== Given information ==
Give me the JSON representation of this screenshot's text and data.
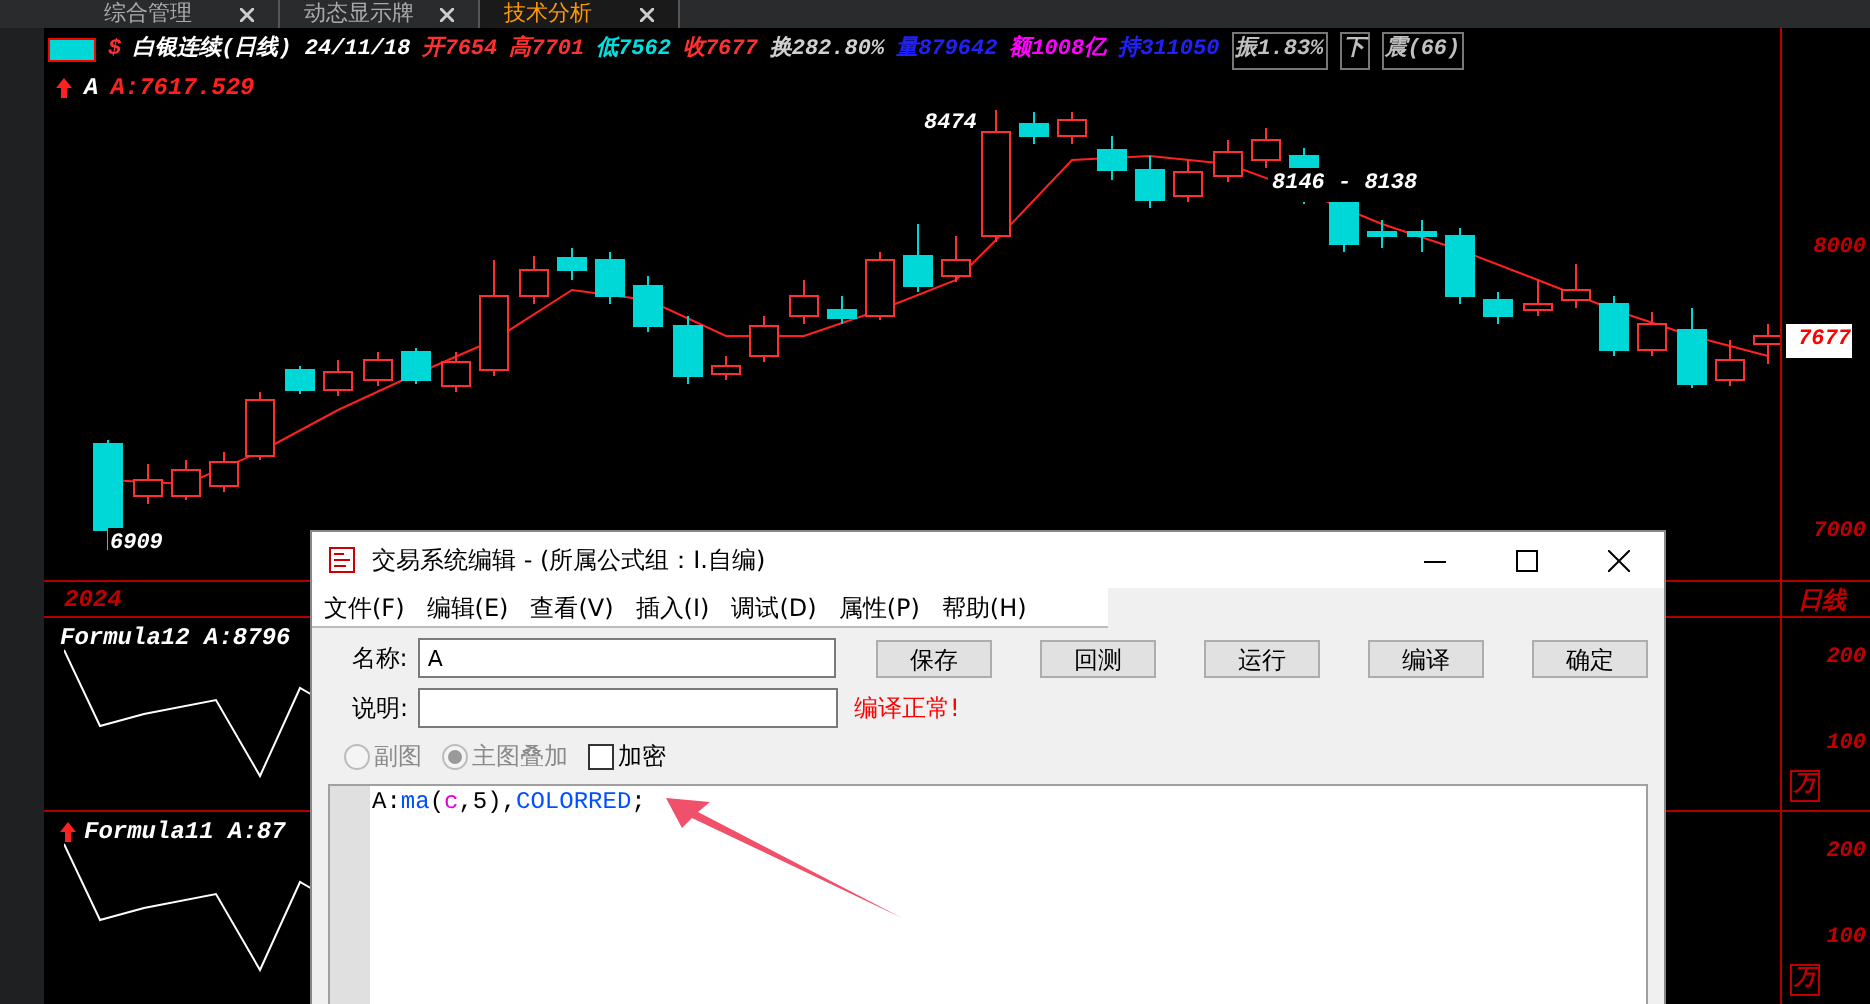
{
  "tabs": [
    {
      "label": "综合管理",
      "selected": false
    },
    {
      "label": "动态显示牌",
      "selected": false
    },
    {
      "label": "技术分析",
      "selected": true
    }
  ],
  "quote": {
    "symbol_mark": "$",
    "title": "白银连续(日线) 24/11/18",
    "fields": [
      {
        "text": "开7654",
        "color": "#ff3030"
      },
      {
        "text": "高7701",
        "color": "#ff3030"
      },
      {
        "text": "低7562",
        "color": "#00e0e0"
      },
      {
        "text": "收7677",
        "color": "#ff3030"
      },
      {
        "text": "换282.80%",
        "color": "#d0d0d0"
      },
      {
        "text": "量879642",
        "color": "#2020ff"
      },
      {
        "text": "额1008亿",
        "color": "#ff00ff"
      },
      {
        "text": "持311050",
        "color": "#2020ff"
      }
    ],
    "badges": [
      "振1.83%",
      "下",
      "震(66)"
    ]
  },
  "indicator": {
    "name": "A",
    "value": "A:7617.529"
  },
  "price_chart": {
    "high_label": "8474",
    "range_label": "8146 - 8138",
    "low_label": "6909",
    "axis": [
      "8000",
      "7000"
    ],
    "price_tag": "7677",
    "year": "2024",
    "period": "日线"
  },
  "panels": [
    {
      "title": "Formula12 A:8796",
      "has_arrow": false,
      "axis": [
        "200",
        "100"
      ],
      "unit": "万"
    },
    {
      "title": "Formula11 A:87",
      "has_arrow": true,
      "axis": [
        "200",
        "100"
      ],
      "unit": "万"
    }
  ],
  "dialog": {
    "title": "交易系统编辑 - (所属公式组：I.自编)",
    "menus": [
      "文件(F)",
      "编辑(E)",
      "查看(V)",
      "插入(I)",
      "调试(D)",
      "属性(P)",
      "帮助(H)"
    ],
    "name_label": "名称:",
    "name_value": "A",
    "desc_label": "说明:",
    "buttons": [
      "保存",
      "回测",
      "运行",
      "编译",
      "确定"
    ],
    "status": "编译正常!",
    "options": [
      {
        "kind": "radio",
        "label": "副图",
        "selected": false,
        "disabled": true
      },
      {
        "kind": "radio",
        "label": "主图叠加",
        "selected": true,
        "disabled": true
      },
      {
        "kind": "checkbox",
        "label": "加密",
        "checked": false
      }
    ],
    "code": [
      {
        "kind": "plain",
        "text": "A:"
      },
      {
        "kind": "function",
        "text": "ma"
      },
      {
        "kind": "plain",
        "text": "("
      },
      {
        "kind": "variable",
        "text": "c"
      },
      {
        "kind": "plain",
        "text": ",5),"
      },
      {
        "kind": "constant",
        "text": "COLORRED"
      },
      {
        "kind": "plain",
        "text": ";"
      }
    ]
  }
}
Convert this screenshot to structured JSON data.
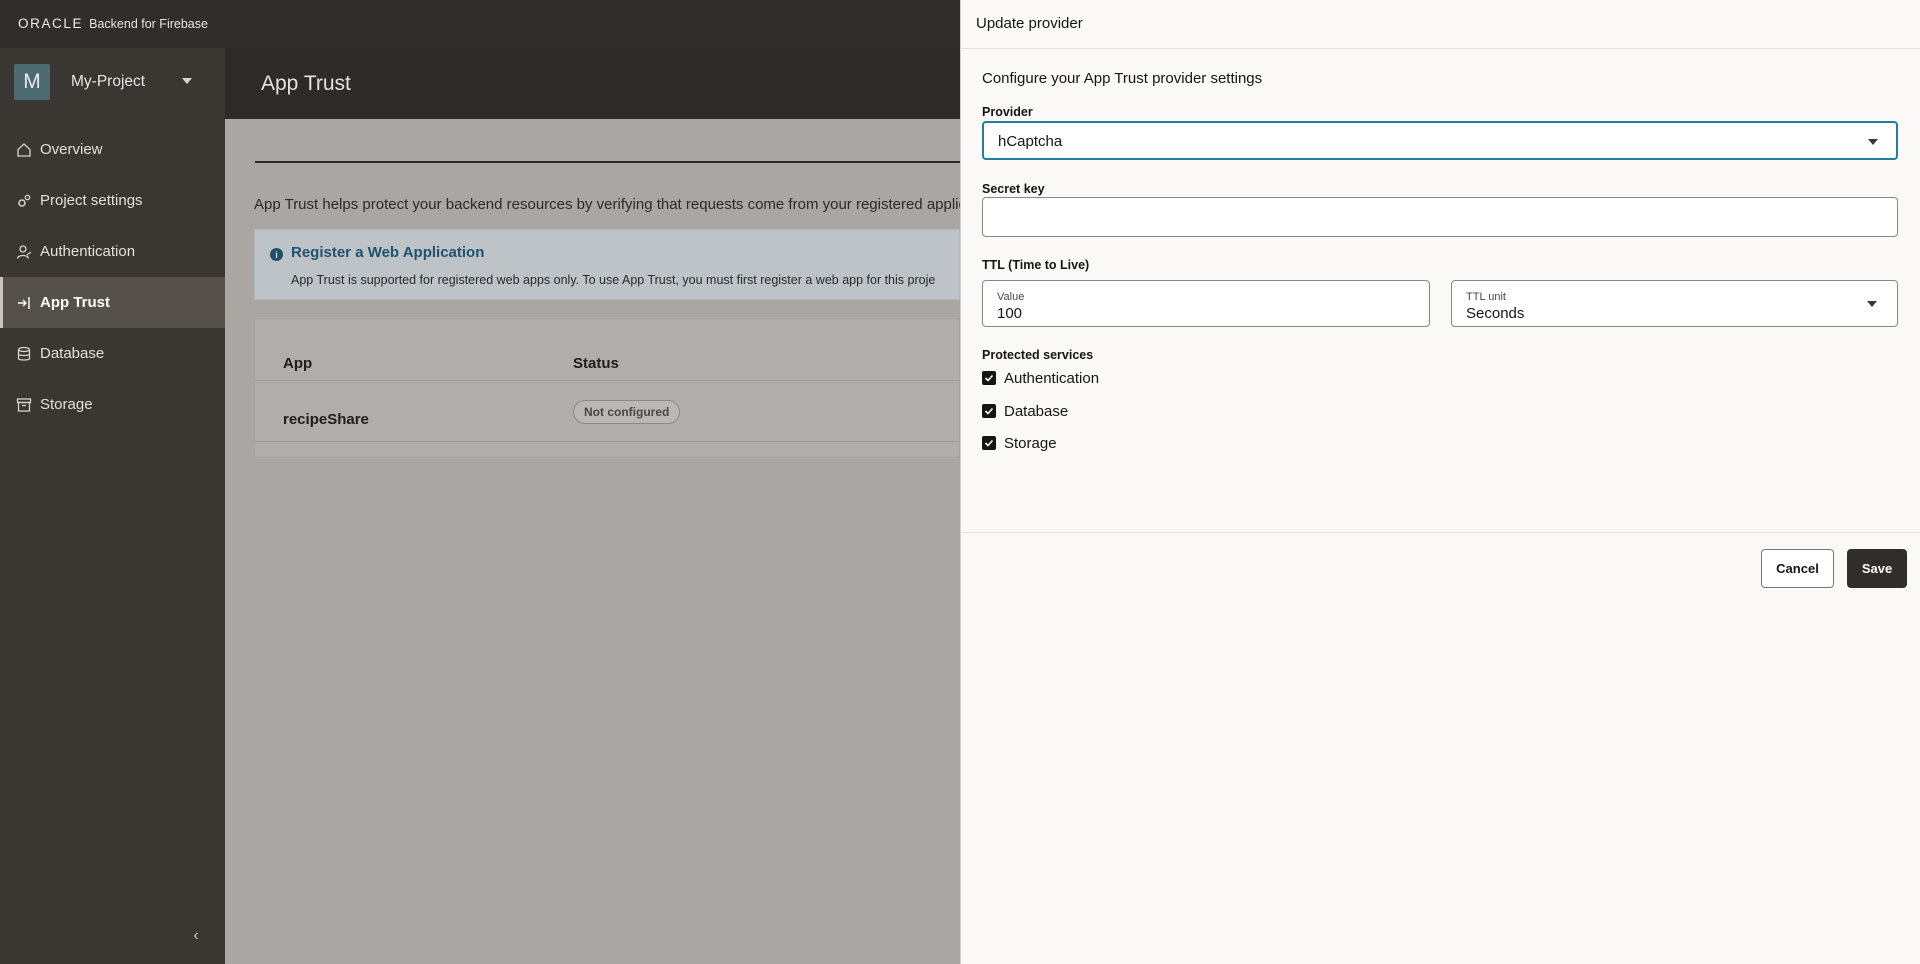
{
  "brand": {
    "logo": "ORACLE",
    "product": "Backend for Firebase"
  },
  "project": {
    "initial": "M",
    "name": "My-Project"
  },
  "nav": {
    "items": [
      {
        "label": "Overview",
        "icon": "home-icon"
      },
      {
        "label": "Project settings",
        "icon": "gears-icon"
      },
      {
        "label": "Authentication",
        "icon": "user-icon"
      },
      {
        "label": "App Trust",
        "icon": "sign-in-icon",
        "active": true
      },
      {
        "label": "Database",
        "icon": "database-icon"
      },
      {
        "label": "Storage",
        "icon": "archive-icon"
      }
    ]
  },
  "main": {
    "title": "App Trust",
    "intro": "App Trust helps protect your backend resources by verifying that requests come from your registered applica",
    "info": {
      "title": "Register a Web Application",
      "text": "App Trust is supported for registered web apps only. To use App Trust, you must first register a web app for this proje"
    },
    "table": {
      "headers": [
        "App",
        "Status"
      ],
      "rows": [
        {
          "app": "recipeShare",
          "status": "Not configured"
        }
      ]
    }
  },
  "drawer": {
    "title": "Update provider",
    "subtitle": "Configure your App Trust provider settings",
    "provider": {
      "label": "Provider",
      "value": "hCaptcha"
    },
    "secret": {
      "label": "Secret key",
      "value": ""
    },
    "ttl": {
      "label": "TTL (Time to Live)",
      "value_label": "Value",
      "value": "100",
      "unit_label": "TTL unit",
      "unit": "Seconds"
    },
    "services": {
      "label": "Protected services",
      "items": [
        {
          "label": "Authentication",
          "checked": true
        },
        {
          "label": "Database",
          "checked": true
        },
        {
          "label": "Storage",
          "checked": true
        }
      ]
    },
    "buttons": {
      "cancel": "Cancel",
      "save": "Save"
    }
  }
}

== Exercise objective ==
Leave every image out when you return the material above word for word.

== Output ==
Give me the JSON representation of this screenshot's text and data.
{
  "tabs": [
    {
      "label": "综合管理",
      "selected": false
    },
    {
      "label": "动态显示牌",
      "selected": false
    },
    {
      "label": "技术分析",
      "selected": true
    }
  ],
  "quote": {
    "symbol_mark": "$",
    "title": "白银连续(日线) 24/11/18",
    "fields": [
      {
        "text": "开7654",
        "color": "#ff3030"
      },
      {
        "text": "高7701",
        "color": "#ff3030"
      },
      {
        "text": "低7562",
        "color": "#00e0e0"
      },
      {
        "text": "收7677",
        "color": "#ff3030"
      },
      {
        "text": "换282.80%",
        "color": "#d0d0d0"
      },
      {
        "text": "量879642",
        "color": "#2020ff"
      },
      {
        "text": "额1008亿",
        "color": "#ff00ff"
      },
      {
        "text": "持311050",
        "color": "#2020ff"
      }
    ],
    "badges": [
      "振1.83%",
      "下",
      "震(66)"
    ]
  },
  "indicator": {
    "name": "A",
    "value": "A:7617.529"
  },
  "price_chart": {
    "high_label": "8474",
    "range_label": "8146 - 8138",
    "low_label": "6909",
    "axis": [
      "8000",
      "7000"
    ],
    "price_tag": "7677",
    "year": "2024",
    "period": "日线"
  },
  "panels": [
    {
      "title": "Formula12 A:8796",
      "has_arrow": false,
      "axis": [
        "200",
        "100"
      ],
      "unit": "万"
    },
    {
      "title": "Formula11 A:87",
      "has_arrow": true,
      "axis": [
        "200",
        "100"
      ],
      "unit": "万"
    }
  ],
  "dialog": {
    "title": "交易系统编辑 - (所属公式组：I.自编)",
    "menus": [
      "文件(F)",
      "编辑(E)",
      "查看(V)",
      "插入(I)",
      "调试(D)",
      "属性(P)",
      "帮助(H)"
    ],
    "name_label": "名称:",
    "name_value": "A",
    "desc_label": "说明:",
    "buttons": [
      "保存",
      "回测",
      "运行",
      "编译",
      "确定"
    ],
    "status": "编译正常!",
    "options": [
      {
        "kind": "radio",
        "label": "副图",
        "selected": false,
        "disabled": true
      },
      {
        "kind": "radio",
        "label": "主图叠加",
        "selected": true,
        "disabled": true
      },
      {
        "kind": "checkbox",
        "label": "加密",
        "checked": false
      }
    ],
    "code": [
      {
        "kind": "plain",
        "text": "A:"
      },
      {
        "kind": "function",
        "text": "ma"
      },
      {
        "kind": "plain",
        "text": "("
      },
      {
        "kind": "variable",
        "text": "c"
      },
      {
        "kind": "plain",
        "text": ",5),"
      },
      {
        "kind": "constant",
        "text": "COLORRED"
      },
      {
        "kind": "plain",
        "text": ";"
      }
    ]
  }
}
Convert this screenshot to structured JSON data.
{
  "brand": {
    "logo": "ORACLE",
    "product": "Backend for Firebase"
  },
  "project": {
    "initial": "M",
    "name": "My-Project"
  },
  "nav": {
    "items": [
      {
        "label": "Overview",
        "icon": "home-icon"
      },
      {
        "label": "Project settings",
        "icon": "gears-icon"
      },
      {
        "label": "Authentication",
        "icon": "user-icon"
      },
      {
        "label": "App Trust",
        "icon": "sign-in-icon",
        "active": true
      },
      {
        "label": "Database",
        "icon": "database-icon"
      },
      {
        "label": "Storage",
        "icon": "archive-icon"
      }
    ]
  },
  "main": {
    "title": "App Trust",
    "intro": "App Trust helps protect your backend resources by verifying that requests come from your registered applica",
    "info": {
      "title": "Register a Web Application",
      "text": "App Trust is supported for registered web apps only. To use App Trust, you must first register a web app for this proje"
    },
    "table": {
      "headers": [
        "App",
        "Status"
      ],
      "rows": [
        {
          "app": "recipeShare",
          "status": "Not configured"
        }
      ]
    }
  },
  "drawer": {
    "title": "Update provider",
    "subtitle": "Configure your App Trust provider settings",
    "provider": {
      "label": "Provider",
      "value": "hCaptcha"
    },
    "secret": {
      "label": "Secret key",
      "value": ""
    },
    "ttl": {
      "label": "TTL (Time to Live)",
      "value_label": "Value",
      "value": "100",
      "unit_label": "TTL unit",
      "unit": "Seconds"
    },
    "services": {
      "label": "Protected services",
      "items": [
        {
          "label": "Authentication",
          "checked": true
        },
        {
          "label": "Database",
          "checked": true
        },
        {
          "label": "Storage",
          "checked": true
        }
      ]
    },
    "buttons": {
      "cancel": "Cancel",
      "save": "Save"
    }
  }
}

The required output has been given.